§ **To do**: All of the data that follows is to be written out exactly, with images excluded.

§ **Data provided**:
________________

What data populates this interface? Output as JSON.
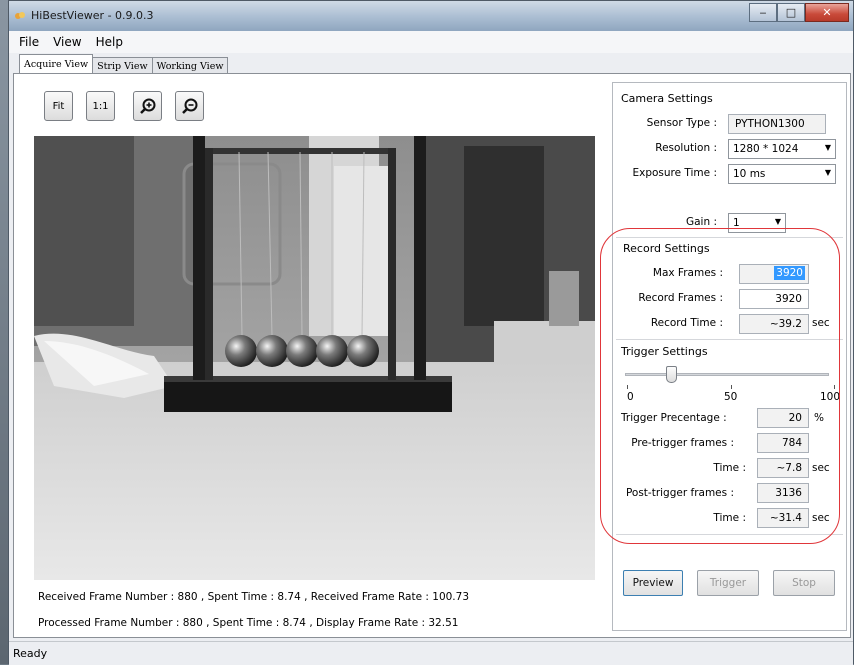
{
  "window": {
    "title": "HiBestViewer - 0.9.0.3"
  },
  "menu": [
    "File",
    "View",
    "Help"
  ],
  "tabs": [
    "Acquire View",
    "Strip View",
    "Working View"
  ],
  "toolbar": {
    "fit": "Fit",
    "one_to_one": "1:1",
    "zoom_in_icon": "zoom-in-icon",
    "zoom_out_icon": "zoom-out-icon"
  },
  "info": {
    "received": "Received Frame Number : 880 , Spent Time : 8.74 , Received Frame Rate : 100.73",
    "processed": "Processed Frame Number : 880 , Spent Time : 8.74 ,  Display Frame Rate : 32.51"
  },
  "camera": {
    "title": "Camera Settings",
    "sensor_label": "Sensor Type :",
    "sensor_value": "PYTHON1300",
    "resolution_label": "Resolution :",
    "resolution_value": "1280 * 1024",
    "exposure_label": "Exposure Time :",
    "exposure_value": "10 ms",
    "gain_label": "Gain :",
    "gain_value": "1"
  },
  "record": {
    "title": "Record Settings",
    "max_label": "Max Frames :",
    "max_value": "3920",
    "frames_label": "Record Frames :",
    "frames_value": "3920",
    "time_label": "Record Time :",
    "time_value": "~39.2",
    "unit": "sec"
  },
  "trigger": {
    "title": "Trigger Settings",
    "slider_value": 20,
    "scale": [
      "0",
      "50",
      "100"
    ],
    "pct_label": "Trigger Precentage :",
    "pct_value": "20",
    "pct_unit": "%",
    "pre_label": "Pre-trigger frames :",
    "pre_value": "784",
    "pre_time_label": "Time :",
    "pre_time_value": "~7.8",
    "pre_time_unit": "sec",
    "post_label": "Post-trigger frames :",
    "post_value": "3136",
    "post_time_label": "Time :",
    "post_time_value": "~31.4",
    "post_time_unit": "sec"
  },
  "buttons": {
    "preview": "Preview",
    "trigger": "Trigger",
    "stop": "Stop"
  },
  "statusbar": "Ready",
  "colors": {
    "annotation": "#e0363a",
    "titlebar": "#aabdd2",
    "selection": "#3399ff"
  }
}
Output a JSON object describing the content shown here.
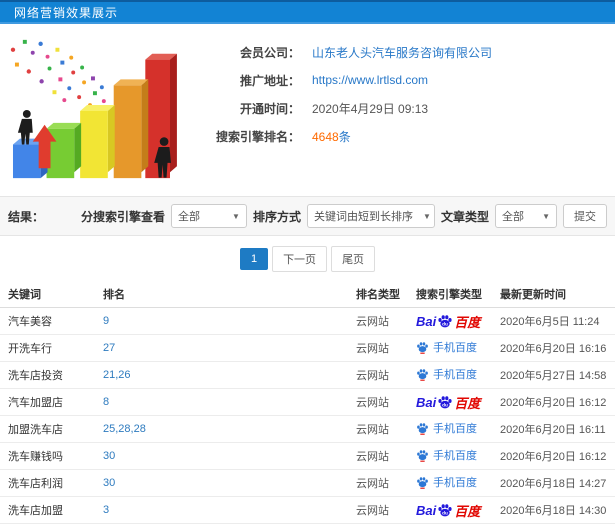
{
  "header": {
    "title": "网络营销效果展示"
  },
  "info": {
    "member_label": "会员公司：",
    "member_value": "山东老人头汽车服务咨询有限公司",
    "promo_label": "推广地址：",
    "promo_value": "https://www.lrtlsd.com",
    "open_label": "开通时间：",
    "open_value": "2020年4月29日 09:13",
    "rank_label": "搜索引擎排名：",
    "rank_count": "4648",
    "rank_unit": "条"
  },
  "filters": {
    "result_label": "结果：",
    "engine_filter_label": "分搜索引擎查看",
    "engine_filter_value": "全部",
    "sort_label": "排序方式",
    "sort_value": "关键词由短到长排序",
    "article_label": "文章类型",
    "article_value": "全部",
    "submit_label": "提交"
  },
  "pagination": {
    "current": "1",
    "next": "下一页",
    "last": "尾页"
  },
  "table": {
    "headers": [
      "关键词",
      "排名",
      "排名类型",
      "搜索引擎类型",
      "最新更新时间"
    ],
    "logo": {
      "bai": "Bai",
      "baidu": "百度",
      "mobile": "手机百度"
    },
    "rows": [
      {
        "keyword": "汽车美容",
        "rank": "9",
        "rank_type": "云网站",
        "engine": "百度",
        "updated": "2020年6月5日 11:24"
      },
      {
        "keyword": "开洗车行",
        "rank": "27",
        "rank_type": "云网站",
        "engine": "手机百度",
        "updated": "2020年6月20日 16:16"
      },
      {
        "keyword": "洗车店投资",
        "rank": "21,26",
        "rank_type": "云网站",
        "engine": "手机百度",
        "updated": "2020年5月27日 14:58"
      },
      {
        "keyword": "汽车加盟店",
        "rank": "8",
        "rank_type": "云网站",
        "engine": "百度",
        "updated": "2020年6月20日 16:12"
      },
      {
        "keyword": "加盟洗车店",
        "rank": "25,28,28",
        "rank_type": "云网站",
        "engine": "手机百度",
        "updated": "2020年6月20日 16:11"
      },
      {
        "keyword": "洗车赚钱吗",
        "rank": "30",
        "rank_type": "云网站",
        "engine": "手机百度",
        "updated": "2020年6月20日 16:12"
      },
      {
        "keyword": "洗车店利润",
        "rank": "30",
        "rank_type": "云网站",
        "engine": "手机百度",
        "updated": "2020年6月18日 14:27"
      },
      {
        "keyword": "洗车店加盟",
        "rank": "3",
        "rank_type": "云网站",
        "engine": "百度",
        "updated": "2020年6月18日 14:30"
      }
    ]
  }
}
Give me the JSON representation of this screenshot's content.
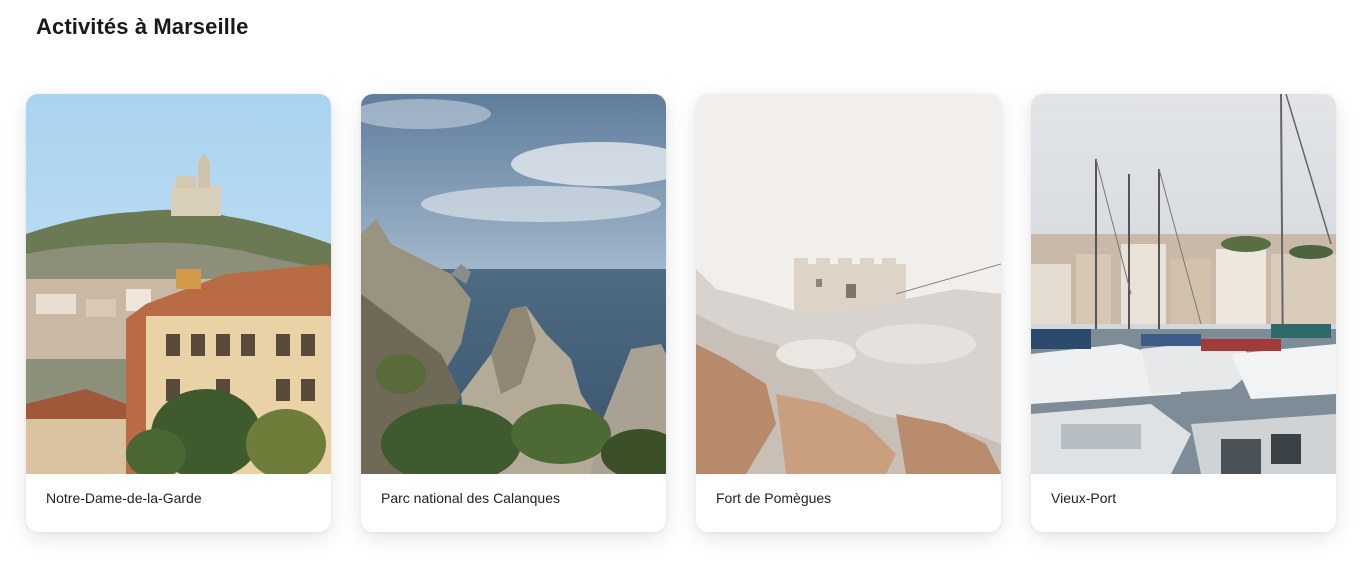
{
  "page": {
    "title": "Activités à Marseille"
  },
  "activities": [
    {
      "label": "Notre-Dame-de-la-Garde",
      "image": "notre-dame-de-la-garde-photo"
    },
    {
      "label": "Parc national des Calanques",
      "image": "calanques-photo"
    },
    {
      "label": "Fort de Pomègues",
      "image": "fort-de-pomegues-photo"
    },
    {
      "label": "Vieux-Port",
      "image": "vieux-port-photo"
    }
  ]
}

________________

§ **Response**:
What data populates this interface? Output as JSON.
{
  "window": {
    "title": "HiBestViewer - 0.9.0.3"
  },
  "menu": [
    "File",
    "View",
    "Help"
  ],
  "tabs": [
    "Acquire View",
    "Strip View",
    "Working View"
  ],
  "toolbar": {
    "fit": "Fit",
    "one_to_one": "1:1",
    "zoom_in_icon": "zoom-in-icon",
    "zoom_out_icon": "zoom-out-icon"
  },
  "info": {
    "received": "Received Frame Number : 880 , Spent Time : 8.74 , Received Frame Rate : 100.73",
    "processed": "Processed Frame Number : 880 , Spent Time : 8.74 ,  Display Frame Rate : 32.51"
  },
  "camera": {
    "title": "Camera Settings",
    "sensor_label": "Sensor Type :",
    "sensor_value": "PYTHON1300",
    "resolution_label": "Resolution :",
    "resolution_value": "1280 * 1024",
    "exposure_label": "Exposure Time :",
    "exposure_value": "10 ms",
    "gain_label": "Gain :",
    "gain_value": "1"
  },
  "record": {
    "title": "Record Settings",
    "max_label": "Max Frames :",
    "max_value": "3920",
    "frames_label": "Record Frames :",
    "frames_value": "3920",
    "time_label": "Record Time :",
    "time_value": "~39.2",
    "unit": "sec"
  },
  "trigger": {
    "title": "Trigger Settings",
    "slider_value": 20,
    "scale": [
      "0",
      "50",
      "100"
    ],
    "pct_label": "Trigger Precentage :",
    "pct_value": "20",
    "pct_unit": "%",
    "pre_label": "Pre-trigger frames :",
    "pre_value": "784",
    "pre_time_label": "Time :",
    "pre_time_value": "~7.8",
    "pre_time_unit": "sec",
    "post_label": "Post-trigger frames :",
    "post_value": "3136",
    "post_time_label": "Time :",
    "post_time_value": "~31.4",
    "post_time_unit": "sec"
  },
  "buttons": {
    "preview": "Preview",
    "trigger": "Trigger",
    "stop": "Stop"
  },
  "statusbar": "Ready",
  "colors": {
    "annotation": "#e0363a",
    "titlebar": "#aabdd2",
    "selection": "#3399ff"
  }
}
Output a JSON object describing the content shown here.
{
  "header": {
    "title": "网络营销效果展示"
  },
  "info": {
    "member_label": "会员公司：",
    "member_value": "山东老人头汽车服务咨询有限公司",
    "promo_label": "推广地址：",
    "promo_value": "https://www.lrtlsd.com",
    "open_label": "开通时间：",
    "open_value": "2020年4月29日 09:13",
    "rank_label": "搜索引擎排名：",
    "rank_count": "4648",
    "rank_unit": "条"
  },
  "filters": {
    "result_label": "结果：",
    "engine_filter_label": "分搜索引擎查看",
    "engine_filter_value": "全部",
    "sort_label": "排序方式",
    "sort_value": "关键词由短到长排序",
    "article_label": "文章类型",
    "article_value": "全部",
    "submit_label": "提交"
  },
  "pagination": {
    "current": "1",
    "next": "下一页",
    "last": "尾页"
  },
  "table": {
    "headers": [
      "关键词",
      "排名",
      "排名类型",
      "搜索引擎类型",
      "最新更新时间"
    ],
    "logo": {
      "bai": "Bai",
      "baidu": "百度",
      "mobile": "手机百度"
    },
    "rows": [
      {
        "keyword": "汽车美容",
        "rank": "9",
        "rank_type": "云网站",
        "engine": "百度",
        "updated": "2020年6月5日 11:24"
      },
      {
        "keyword": "开洗车行",
        "rank": "27",
        "rank_type": "云网站",
        "engine": "手机百度",
        "updated": "2020年6月20日 16:16"
      },
      {
        "keyword": "洗车店投资",
        "rank": "21,26",
        "rank_type": "云网站",
        "engine": "手机百度",
        "updated": "2020年5月27日 14:58"
      },
      {
        "keyword": "汽车加盟店",
        "rank": "8",
        "rank_type": "云网站",
        "engine": "百度",
        "updated": "2020年6月20日 16:12"
      },
      {
        "keyword": "加盟洗车店",
        "rank": "25,28,28",
        "rank_type": "云网站",
        "engine": "手机百度",
        "updated": "2020年6月20日 16:11"
      },
      {
        "keyword": "洗车赚钱吗",
        "rank": "30",
        "rank_type": "云网站",
        "engine": "手机百度",
        "updated": "2020年6月20日 16:12"
      },
      {
        "keyword": "洗车店利润",
        "rank": "30",
        "rank_type": "云网站",
        "engine": "手机百度",
        "updated": "2020年6月18日 14:27"
      },
      {
        "keyword": "洗车店加盟",
        "rank": "3",
        "rank_type": "云网站",
        "engine": "百度",
        "updated": "2020年6月18日 14:30"
      }
    ]
  }
}
Give me the JSON representation of this screenshot's content.
{
  "page": {
    "title": "Activités à Marseille"
  },
  "activities": [
    {
      "label": "Notre-Dame-de-la-Garde",
      "image": "notre-dame-de-la-garde-photo"
    },
    {
      "label": "Parc national des Calanques",
      "image": "calanques-photo"
    },
    {
      "label": "Fort de Pomègues",
      "image": "fort-de-pomegues-photo"
    },
    {
      "label": "Vieux-Port",
      "image": "vieux-port-photo"
    }
  ]
}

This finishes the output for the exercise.